certification label.”6 It was envisioned that the findings of the survey would permit direction and evaluation of efforts to protect employees, by providing researchers with information to develop educational interventions for specific populations to improve respirator use in the workplace.7 Those agreements were carried forward into the Office of Management and Budget (OMB) clearance documentation submitted to OMB by BLS.
The process of development of the questionnaire was iterative and involved both agencies. As in most survey development projects, the final design was the product of many compromises, not the least of which was the trade-off between cost and quality. BLS also had the benefit of ongoing advice during the development phase from program panels of the Labor Research Advisory Council (LRAC) and the Business Research Advisory Council. These panels meet regularly to review programs and make recommendations for program changes and improvements. Both panels included the SRUP in their purview in 2000 and 2001.
The LRAC’s Committee on Occupational Safety and Health Statistics was particularly helpful in the evolution of the survey.

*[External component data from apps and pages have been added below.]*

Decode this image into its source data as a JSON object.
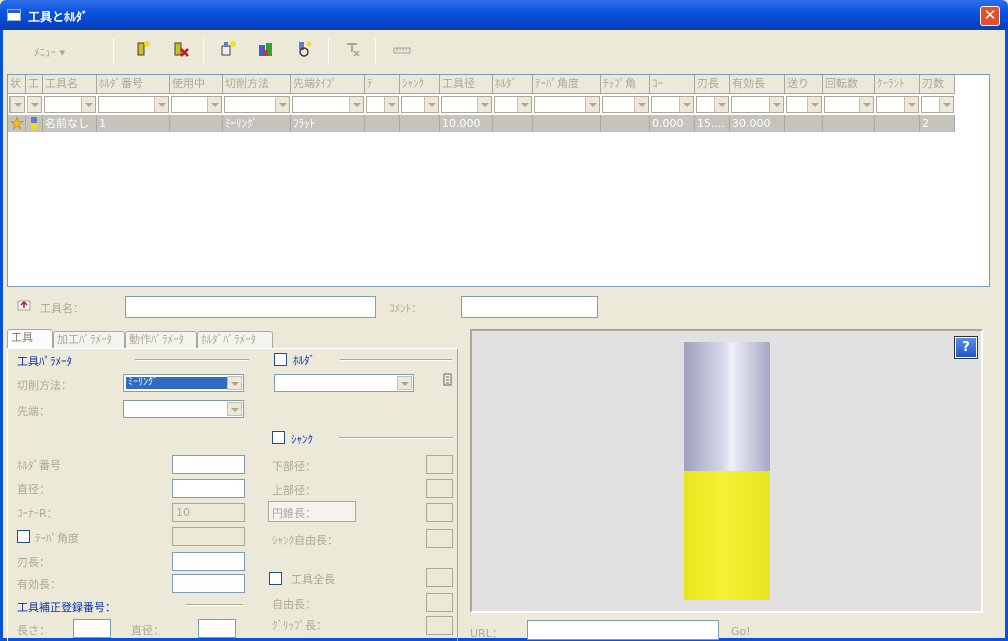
{
  "window": {
    "title": "工具とﾎﾙﾀﾞ",
    "close_label": "✕"
  },
  "toolbar": {
    "menu_label": "ﾒﾆｭｰ  ▾",
    "icons": [
      "new-tool-icon",
      "delete-tool-icon",
      "add-holder-icon",
      "copy-icon",
      "refresh-icon",
      "clear-icon",
      "ruler-icon"
    ]
  },
  "grid": {
    "columns": [
      "状",
      "工",
      "工具名",
      "ﾎﾙﾀﾞ番号",
      "使用中",
      "切削方法",
      "先端ﾀｲﾌﾟ",
      "ﾃ",
      "ｼｬﾝｸ",
      "工具径",
      "ﾎﾙﾀﾞ",
      "ﾃｰﾊﾟ角度",
      "ﾁｯﾌﾟ角",
      "ｺｰ",
      "刃長",
      "有効長",
      "送り",
      "回転数",
      "ｸｰﾗﾝﾄ",
      "刃数"
    ],
    "row": [
      "",
      "",
      "名前なし",
      "1",
      "",
      "ﾐｰﾘﾝｸﾞ",
      "ﾌﾗｯﾄ",
      "",
      "",
      "10.000",
      "",
      "",
      "",
      "0.000",
      "15....",
      "30.000",
      "",
      "",
      "",
      "2"
    ]
  },
  "tool_name": {
    "label": "工具名：",
    "comment_label": "ｺﾒﾝﾄ："
  },
  "tabs": [
    "工具",
    "加工ﾊﾟﾗﾒｰﾀ",
    "動作ﾊﾟﾗﾒｰﾀ",
    "ﾎﾙﾀﾞﾊﾟﾗﾒｰﾀ"
  ],
  "tool_params": {
    "heading": "工具ﾊﾟﾗﾒｰﾀ",
    "cut_method_label": "切削方法：",
    "cut_method_value": "ﾐｰﾘﾝｸﾞ",
    "tip_label": "先端：",
    "holder_no_label": "ﾎﾙﾀﾞ番号",
    "diameter_label": "直径：",
    "corner_r_label": "ｺｰﾅｰR：",
    "corner_r_value": "10",
    "taper_label": "ﾃｰﾊﾟ角度",
    "blade_len_label": "刃長：",
    "eff_len_label": "有効長：",
    "comp_heading": "工具補正登録番号：",
    "length_label": "長さ：",
    "dia2_label": "直径："
  },
  "holder": {
    "label": "ﾎﾙﾀﾞ",
    "shank_label": "ｼｬﾝｸ",
    "lower_dia": "下部径：",
    "upper_dia": "上部径：",
    "cone_len": "円錐長：",
    "shank_free": "ｼｬﾝｸ自由長：",
    "total_len": "工具全長",
    "free_len": "自由長：",
    "grip_len": "ｸﾞﾘｯﾌﾟ長："
  },
  "preview": {
    "help": "?",
    "url_label": "URL：",
    "go_label": "Go!"
  },
  "colors": {
    "tool_top": "#b7b9d0",
    "tool_bottom": "#f2ef27",
    "preview_bg": "#e1e1e1",
    "title_bar": "#0a54e0"
  }
}
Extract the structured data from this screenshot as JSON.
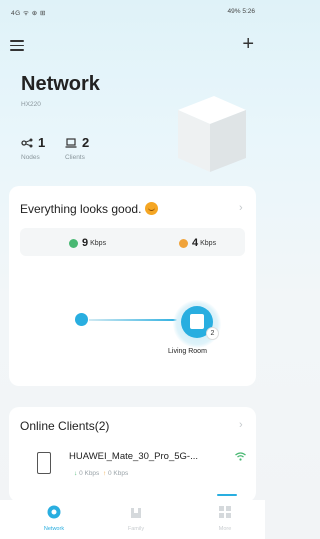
{
  "status_bar": {
    "left": "4G ᯤ ⊕ ⊞",
    "right": "49% 5:26"
  },
  "header": {
    "title": "Network",
    "model": "HX220"
  },
  "stats": {
    "nodes_count": "1",
    "nodes_label": "Nodes",
    "clients_count": "2",
    "clients_label": "Clients"
  },
  "status_card": {
    "title": "Everything looks good.",
    "upload_value": "9",
    "upload_unit": "Kbps",
    "download_value": "4",
    "download_unit": "Kbps",
    "node_name": "Living Room",
    "node_badge": "2"
  },
  "clients_card": {
    "title": "Online Clients(2)",
    "client_name": "HUAWEI_Mate_30_Pro_5G-...",
    "client_up": "0 Kbps",
    "client_down": "0 Kbps"
  },
  "nav": {
    "network": "Network",
    "family": "Family",
    "more": "More"
  },
  "colors": {
    "accent": "#29aee0",
    "up": "#49b873",
    "down": "#f0a33a"
  }
}
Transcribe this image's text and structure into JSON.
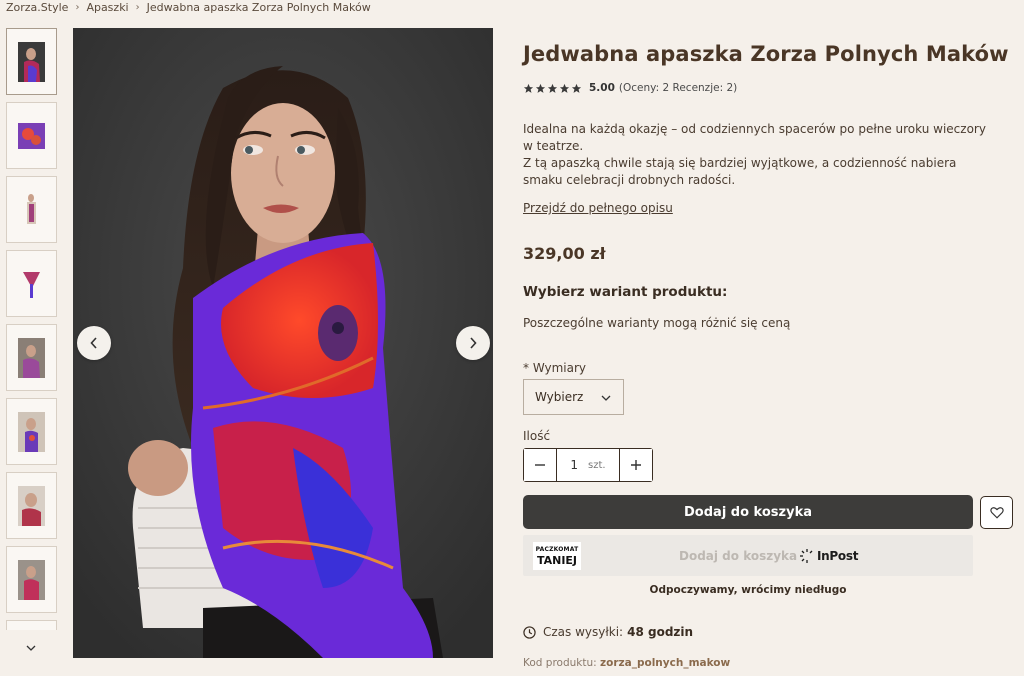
{
  "breadcrumb": {
    "items": [
      "Zorza.Style",
      "Apaszki",
      "Jedwabna apaszka Zorza Polnych Maków"
    ]
  },
  "gallery": {
    "thumbnail_count": 8,
    "active_index": 0
  },
  "product": {
    "title": "Jedwabna apaszka Zorza Polnych Maków",
    "rating": {
      "score": "5.00",
      "details": "(Oceny: 2 Recenzje: 2)",
      "stars": 5
    },
    "description": [
      "Idealna na każdą okazję – od codziennych spacerów po pełne uroku wieczory w teatrze.",
      "Z tą apaszką chwile stają się bardziej wyjątkowe, a codzienność nabiera smaku celebracji drobnych radości."
    ],
    "full_description_link": "Przejdź do pełnego opisu",
    "price": "329,00 zł"
  },
  "variant": {
    "heading": "Wybierz wariant produktu:",
    "note": "Poszczególne warianty mogą różnić się ceną",
    "required_mark": "*",
    "dimension_label": "Wymiary",
    "select_value": "Wybierz"
  },
  "quantity": {
    "label": "Ilość",
    "value": "1",
    "unit": "szt."
  },
  "actions": {
    "add_to_cart": "Dodaj do koszyka"
  },
  "inpost": {
    "logo_line1": "PACZKOMAT",
    "logo_line2": "TANIEJ",
    "label": "Dodaj do koszyka",
    "brand": "InPost",
    "status": "Odpoczywamy, wrócimy niedługo"
  },
  "shipping": {
    "label": "Czas wysyłki:",
    "value": "48 godzin"
  },
  "product_code": {
    "label": "Kod produktu:",
    "value": "zorza_polnych_makow"
  },
  "colors": {
    "background": "#f5f0ea",
    "title": "#4a3626",
    "add_to_cart_bg": "#3d3c3a",
    "inpost_bg": "#ebe8e4"
  }
}
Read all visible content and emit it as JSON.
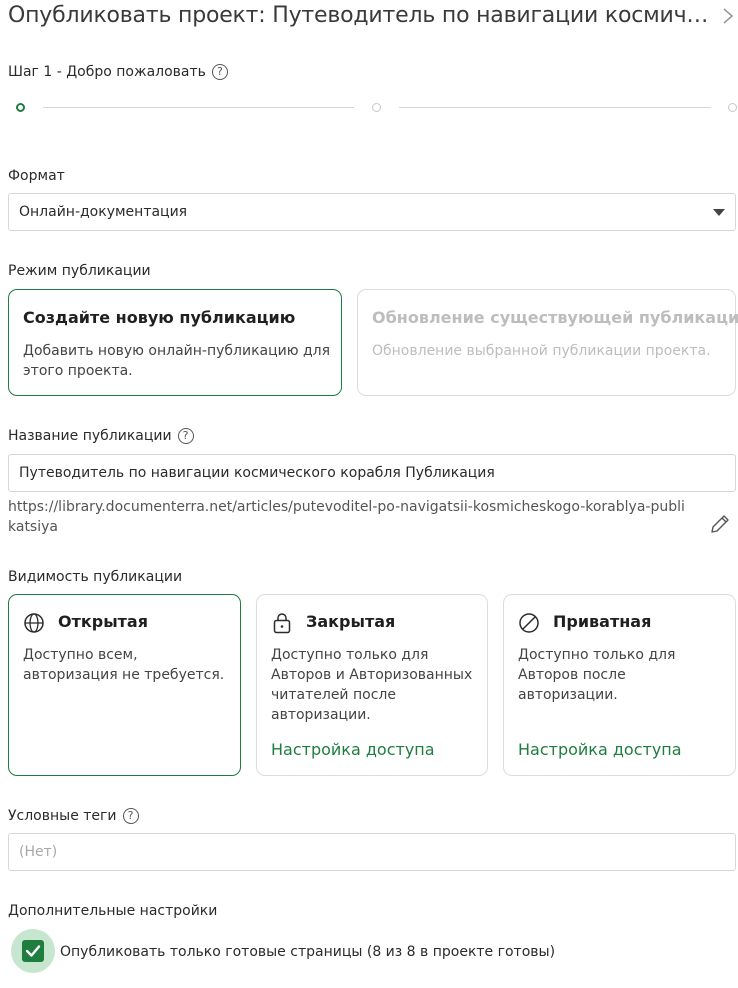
{
  "header": {
    "title": "Опубликовать проект: Путеводитель по навигации космического корабля",
    "chevron_icon": "chevron-right-icon"
  },
  "stepper": {
    "label": "Шаг 1 - Добро пожаловать",
    "help_icon": "?",
    "steps": 3,
    "active_step": 1,
    "active_color": "#1e7d3f"
  },
  "format": {
    "label": "Формат",
    "selected": "Онлайн-документация"
  },
  "publish_mode": {
    "label": "Режим публикации",
    "options": [
      {
        "title": "Создайте новую публикацию",
        "description": "Добавить новую онлайн-публикацию для этого проекта."
      },
      {
        "title": "Обновление существующей публикации",
        "description": "Обновление выбранной публикации проекта."
      }
    ]
  },
  "publication_name": {
    "label": "Название публикации",
    "help_icon": "?",
    "value": "Путеводитель по навигации космического корабля Публикация",
    "url": "https://library.documenterra.net/articles/putevoditel-po-navigatsii-kosmicheskogo-korablya-publikatsiya"
  },
  "visibility": {
    "label": "Видимость публикации",
    "options": [
      {
        "icon": "globe-icon",
        "title": "Открытая",
        "description": "Доступно всем, авторизация не требуется.",
        "link": ""
      },
      {
        "icon": "lock-icon",
        "title": "Закрытая",
        "description": "Доступно только для Авторов и Авторизованных читателей после авторизации.",
        "link": "Настройка доступа"
      },
      {
        "icon": "no-entry-icon",
        "title": "Приватная",
        "description": "Доступно только для Авторов после авторизации.",
        "link": "Настройка доступа"
      }
    ]
  },
  "conditional_tags": {
    "label": "Условные теги",
    "help_icon": "?",
    "placeholder": "(Нет)"
  },
  "additional": {
    "label": "Дополнительные настройки",
    "checkbox_label": "Опубликовать только готовые страницы (8 из 8 в проекте готовы)",
    "checked": true
  },
  "colors": {
    "accent": "#1e7d3f"
  }
}
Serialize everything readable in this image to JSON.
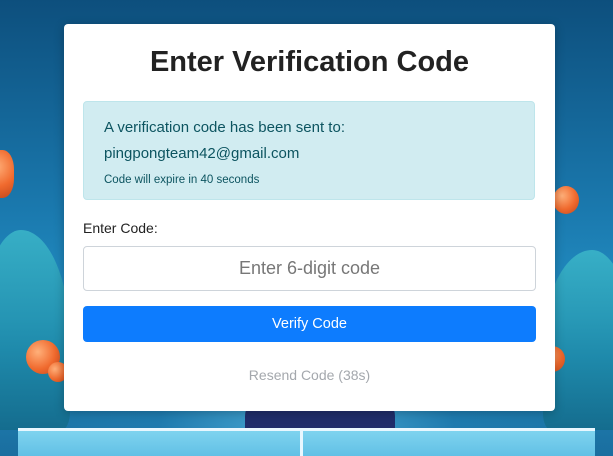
{
  "title": "Enter Verification Code",
  "alert": {
    "message": "A verification code has been sent to:",
    "email": "pingpongteam42@gmail.com",
    "expiry": "Code will expire in 40 seconds"
  },
  "form": {
    "code_label": "Enter Code:",
    "code_placeholder": "Enter 6-digit code",
    "code_value": "",
    "verify_label": "Verify Code",
    "resend_label": "Resend Code (38s)"
  },
  "colors": {
    "primary": "#0d7cfe",
    "alert_bg": "#d1ecf1",
    "alert_text": "#0c5460",
    "disabled_text": "#a4a8ad"
  },
  "background": {
    "description_icon": "ping-pong-scene"
  }
}
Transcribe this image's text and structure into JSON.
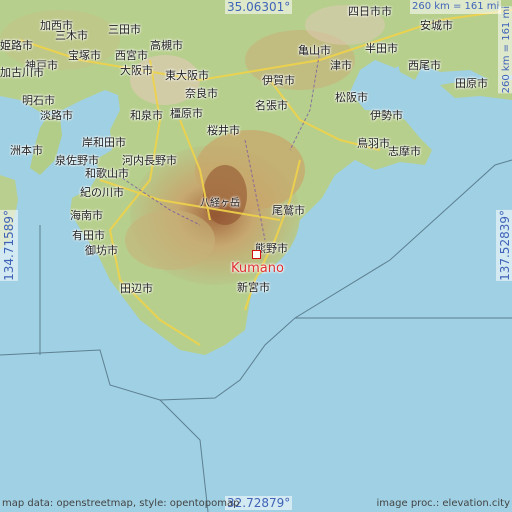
{
  "map": {
    "city": "Kumano",
    "coords": {
      "top_lon": "35.06301°",
      "bottom_lat": "32.72879°",
      "left_lon": "134.71589°",
      "right_lon": "137.52839°"
    },
    "scale": "260 km = 161 mi",
    "attribution_left": "map data: openstreetmap, style: opentopomap",
    "attribution_right": "image proc.: elevation.city",
    "colors": {
      "sea": "#9fd0e3",
      "accent": "#e03030",
      "coord": "#3f63b8"
    },
    "place_labels": [
      "加西市",
      "明石市",
      "淡路市",
      "洲本市",
      "紀の川市",
      "和歌山市",
      "海南市",
      "有田市",
      "御坊市",
      "田辺市",
      "岸和田市",
      "河内長野市",
      "泉佐野市",
      "奈良市",
      "桜井市",
      "名張市",
      "伊賀市",
      "亀山市",
      "津市",
      "松阪市",
      "伊勢市",
      "鳥羽市",
      "志摩市",
      "尾鷲市",
      "熊野市",
      "新宮市",
      "西尾市",
      "田原市",
      "半田市",
      "安城市",
      "四日市市",
      "神戸市",
      "三田市",
      "宝塚市",
      "大阪市",
      "東大阪市",
      "西宮市",
      "高槻市",
      "三木市",
      "姫路市",
      "加古川市",
      "橿原市",
      "和泉市",
      "八経ヶ岳"
    ]
  }
}
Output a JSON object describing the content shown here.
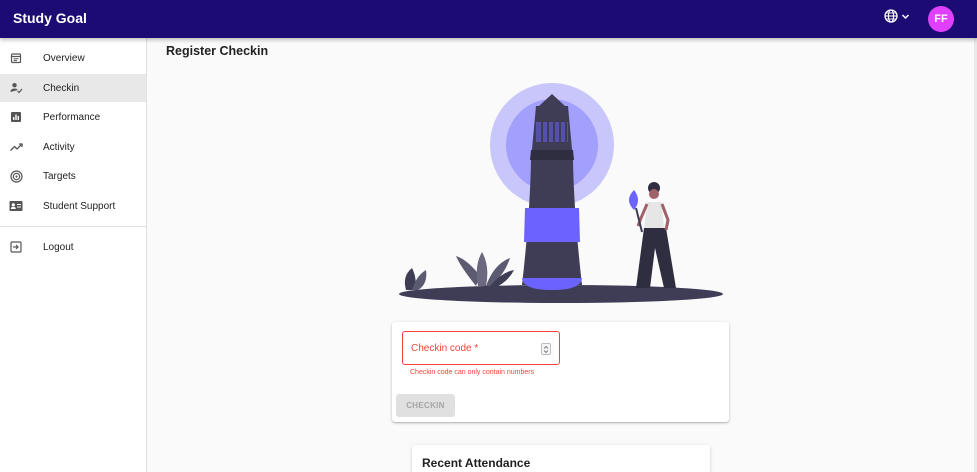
{
  "app": {
    "title": "Study Goal"
  },
  "header": {
    "avatar_initials": "FF",
    "language_icon": "globe-icon"
  },
  "sidebar": {
    "items": [
      {
        "label": "Overview",
        "icon": "calendar-icon"
      },
      {
        "label": "Checkin",
        "icon": "person-check-icon",
        "active": true
      },
      {
        "label": "Performance",
        "icon": "bar-chart-icon"
      },
      {
        "label": "Activity",
        "icon": "trending-up-icon"
      },
      {
        "label": "Targets",
        "icon": "target-icon"
      },
      {
        "label": "Student Support",
        "icon": "contact-card-icon"
      }
    ],
    "logout": {
      "label": "Logout",
      "icon": "logout-icon"
    }
  },
  "main": {
    "title": "Register Checkin",
    "form": {
      "field_label": "Checkin code *",
      "error": "Checkin code can only contain numbers",
      "button": "CHECKIN"
    },
    "recent": {
      "title": "Recent Attendance"
    }
  },
  "colors": {
    "appbar": "#1c0b73",
    "accent": "#6c63ff",
    "error": "#f44336",
    "avatar": "#e040fb"
  }
}
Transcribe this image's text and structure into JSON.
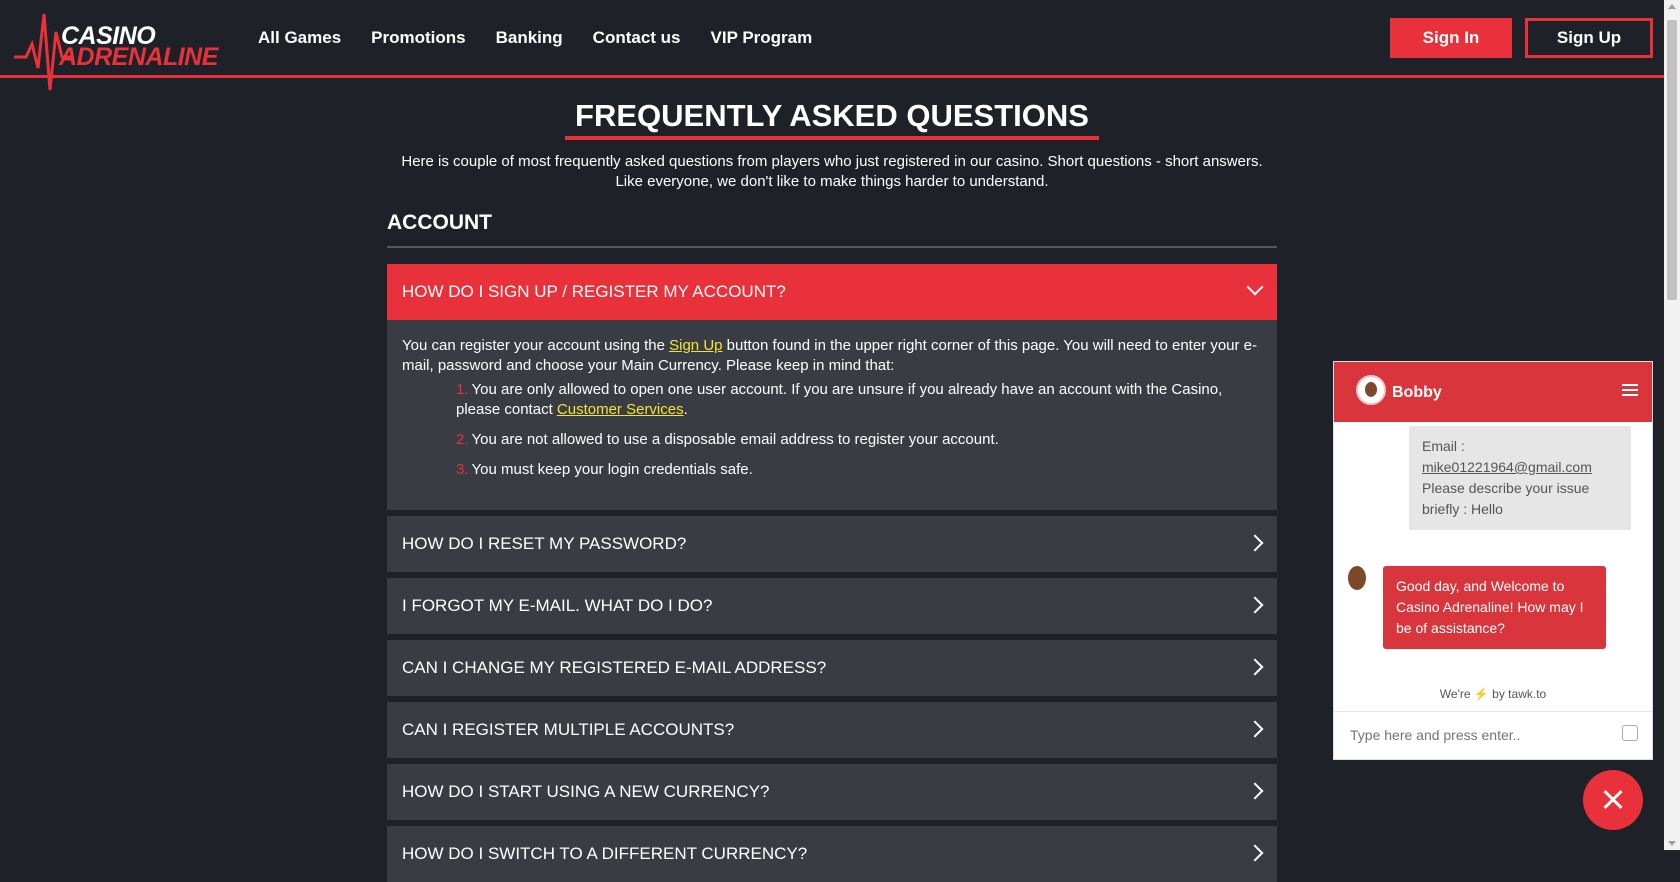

In its meeting on December 12, 2000, the LRAC committee critiqued the plans and the proposed questions (after the initial cognitive tests but prior to the field test), identified questions that could be eliminated, and prioritized questions that it would like added. Among the issues raised by the LRAC were (1) the prevalence of both “voluntary” and “routine” respirator use and how these two forms of use differ in participating establishments; (2) the prevalence of both “regular” and “emergency” respirator use and how these two forms of use differ in participating establishments; and (3) the duration of respirator use once employees have put them on (e.g., how long do employees wear respirators after putting them on and when do they take them off?).
The LRAC advised BLS of its priorities for information about respirator use in the workplace. LRAC priorities were (1) emergency response, (2) duration of use, (3) knowledge of who does the training, (4) determination of when the establishment last reviewed its program, and (5) knowledge of whether employees failed medical testing in the establishment’s respirator program.8,9
BLS reported back to the LRAC after the initial round of data collection in November 2001. A member of the LRAC again asked if it was possible to capture public-sector respirator use data. A public-sector frame can be constructed in about 30 states that gather public-sector data for the SOII, but not in the others. However, it was decided to continue to restrict this survey to the private sector.
In the end, the OMB survey approval request form, required for all federal data collections involving the private sector, represented that series of compromises based on trade-offs. The OMB survey plans were approved and the survey was sent to the field.
BLS, Supporting Statement, Information Collection Request.
Federal Register, October 27, 2000, p. 64459.
BLS, Labor Research Advisory Council, Committee on Occupational Safety and Health Statistics, minutes, December 12, 2000, p. 6.
In the prepublication version of this report the statement was made that BLS did not implement LRAC recommendations related to respirator use in the workplace. Subsequent information received from the sponsor proved otherwise. Therefore the statement “None of these made the final cut” and the corresponding footnote were deleted.